Community invited to view plans for geothermal energy research opportunity in Clyde Gateway
14 August 2017
Two of the UK's leading scientific agencies have issued an open invitation to come to the Legacy Hub in Dalmarnock on 5 September 2017, when plans will be unveiled for an exciting new research development proposed for the Clyde Gateway area in the east end of Glasgow or neighbouring Rutherglen in South Lanarkshire.
The focus of the research at the Glasgow Geothermal Energy Research Field Site would be geothermal energy. It is one of two sites proposed in the £31 million UK Geoenergy Observatories Project led by NERC, the UK's main agency for funding environmental sciences, and the British Geological Survey(BGS), the UK's leading research centre in geoscience. This major project will provide infrastructure for future research opportunities and the second site would be based in England.
The UK Geoenergy Observatories project will establish new centres for research into the subsurface environment and provide opportunities to research how natural processes can control resource availability, and how natural resources can be used responsibly for present and future generations. The knowledge they generate will contribute to an understanding of new low-carbon energy technologies both in the UK and internationally. The capital project is NERC's response to the British government's announcement in the 2014 Autumn Statement that it would create world-class subsurface energy research test centres through NERC, operated by the British Geological Survey.
The Glasgow Geothermal Energy Research Field Site would be a £9 million project to explore the potential of geothermal energy for the benefit of local communities, as well as offering the opportunity for other areas of innovation and research into the subsurface. The project aims to create an opportunity for research in relation to the geothermal energy potential of the warm waters in the large expanse of disused coal mines under Glasgow. It may be possible to use that water for geothermal energy to heat homes and businesses.
The field site proposed for the Clyde Gateway area would comprise of a number of boreholes of various depths to create the opportunity to research the area's geology and underground water systems.
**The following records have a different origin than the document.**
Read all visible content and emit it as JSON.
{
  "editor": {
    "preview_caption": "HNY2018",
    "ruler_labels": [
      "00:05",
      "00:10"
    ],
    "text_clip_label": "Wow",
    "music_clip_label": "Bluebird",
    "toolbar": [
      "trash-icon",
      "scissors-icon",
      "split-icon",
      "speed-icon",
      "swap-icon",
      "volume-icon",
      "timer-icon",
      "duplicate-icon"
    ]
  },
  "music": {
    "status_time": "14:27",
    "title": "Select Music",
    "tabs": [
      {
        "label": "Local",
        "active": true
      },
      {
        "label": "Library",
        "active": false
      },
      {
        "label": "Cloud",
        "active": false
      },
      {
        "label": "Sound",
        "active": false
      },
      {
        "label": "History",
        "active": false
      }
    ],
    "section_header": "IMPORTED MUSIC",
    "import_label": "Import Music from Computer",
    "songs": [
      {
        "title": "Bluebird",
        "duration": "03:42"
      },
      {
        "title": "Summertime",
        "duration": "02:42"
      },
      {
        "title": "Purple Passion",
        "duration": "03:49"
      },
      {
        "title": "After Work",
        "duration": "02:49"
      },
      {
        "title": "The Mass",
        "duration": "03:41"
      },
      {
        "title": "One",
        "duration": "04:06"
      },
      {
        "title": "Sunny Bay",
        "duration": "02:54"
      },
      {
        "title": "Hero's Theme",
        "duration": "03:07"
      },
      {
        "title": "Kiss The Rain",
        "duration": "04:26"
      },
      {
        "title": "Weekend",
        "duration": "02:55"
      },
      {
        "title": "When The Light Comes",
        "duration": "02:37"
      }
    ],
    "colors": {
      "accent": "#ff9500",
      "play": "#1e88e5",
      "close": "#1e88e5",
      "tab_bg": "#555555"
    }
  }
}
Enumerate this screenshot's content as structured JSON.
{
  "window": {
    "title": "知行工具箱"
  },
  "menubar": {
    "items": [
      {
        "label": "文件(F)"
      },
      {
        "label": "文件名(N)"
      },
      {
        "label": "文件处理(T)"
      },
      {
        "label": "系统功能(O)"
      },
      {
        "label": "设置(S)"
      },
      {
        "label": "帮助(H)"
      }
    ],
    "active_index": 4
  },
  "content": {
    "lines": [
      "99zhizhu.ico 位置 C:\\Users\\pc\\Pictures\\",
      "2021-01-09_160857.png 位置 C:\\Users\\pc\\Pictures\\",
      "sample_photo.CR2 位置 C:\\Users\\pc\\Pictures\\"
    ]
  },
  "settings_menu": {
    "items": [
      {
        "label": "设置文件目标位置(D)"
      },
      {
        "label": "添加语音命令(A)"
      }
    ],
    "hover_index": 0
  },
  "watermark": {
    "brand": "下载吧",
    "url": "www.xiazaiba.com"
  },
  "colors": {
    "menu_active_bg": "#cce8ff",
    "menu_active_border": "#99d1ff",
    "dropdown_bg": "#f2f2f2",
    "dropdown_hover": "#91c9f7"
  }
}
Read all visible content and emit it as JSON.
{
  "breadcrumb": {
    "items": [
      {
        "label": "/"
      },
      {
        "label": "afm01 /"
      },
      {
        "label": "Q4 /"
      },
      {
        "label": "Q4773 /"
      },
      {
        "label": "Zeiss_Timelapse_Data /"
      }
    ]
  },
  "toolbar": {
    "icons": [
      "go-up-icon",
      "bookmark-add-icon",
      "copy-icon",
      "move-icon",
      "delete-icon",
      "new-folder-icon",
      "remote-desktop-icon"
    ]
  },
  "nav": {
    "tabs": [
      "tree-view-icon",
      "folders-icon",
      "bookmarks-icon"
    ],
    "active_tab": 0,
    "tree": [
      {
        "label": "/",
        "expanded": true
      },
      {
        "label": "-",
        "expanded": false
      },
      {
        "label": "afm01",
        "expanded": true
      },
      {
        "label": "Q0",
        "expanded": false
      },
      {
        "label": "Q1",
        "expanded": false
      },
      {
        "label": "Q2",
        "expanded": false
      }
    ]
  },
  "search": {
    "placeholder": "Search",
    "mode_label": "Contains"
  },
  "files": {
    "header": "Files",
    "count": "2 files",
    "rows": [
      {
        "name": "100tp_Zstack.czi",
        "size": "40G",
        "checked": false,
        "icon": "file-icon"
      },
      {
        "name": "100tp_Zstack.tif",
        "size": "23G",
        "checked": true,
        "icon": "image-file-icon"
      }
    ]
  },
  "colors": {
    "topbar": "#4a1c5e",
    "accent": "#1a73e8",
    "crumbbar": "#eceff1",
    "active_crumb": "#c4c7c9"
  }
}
Measurements would be taken from boreholes, such as temperature, water movement and water chemistry, and the data will be monitored and assessed in the coming years.
Professor John Ludden, Executive director of the British Geological Survey.
This has the potential to be a world-class research site attracting globally leading scientists and engineers, building on Glasgow's history as a trailblazing city of science. Realising the potential of geothermal energy in Clyde Gateway may create opportunities for the UK to lead the way in providing safe and sustainable energy for former mining communities around the world.
We are very keen to hear what the community think about this proposed project. Our scientists will be at the event to speak about the project and what this investment could mean for the community. And, of course, they will be there to answer any questions.
If you would like to find out more about the proposed Glasgow Geothermal Energy Research Field Site, join BGS at the Legacy Hub, Dalmarnock, Glasgow on 5 September 2017 from 14:00 to 20:00.
To find out more about the UK Geoenergy Observatories Project and environmental science that NERC funds, join us at the NERC showcase; 'UnEarthed. Explore the world at your feet'. The showcase will be a free event for all at the Dynamic Earth, Edinburgh from the 17-20 November 2017.
UK Geoenergy Observatories Project Communications Manager
British Geological Survey
0115 936 3066
1. BGS, a component body of NERC, is the nation's principal supplier of objective, impartial and up-to-date geological expertise and information for decision making for governmental, commercial and individual users. BGS maintains and develops the nation's understanding of its geology to improve policymaking, enhance national wealth and reduce risk. It also collaborates with the national and international scientific community in carrying out research in strategic areas, including energy and natural resources, our vulnerability to environmental change and hazards, and our general knowledge of the Earth system.
2. NERC is the UK's main agency for funding and managing world-class research, training and knowledge exchange in the environmental sciences. It coordinates some of the world's most exciting research projects, tackling major issues such as climate change, food security, environmental influences on human health, the genetic make-up of life on Earth, and much more. NERC receives around £300 million a year from the government's science budget, which it uses to fund research and training in universities and its own research centres.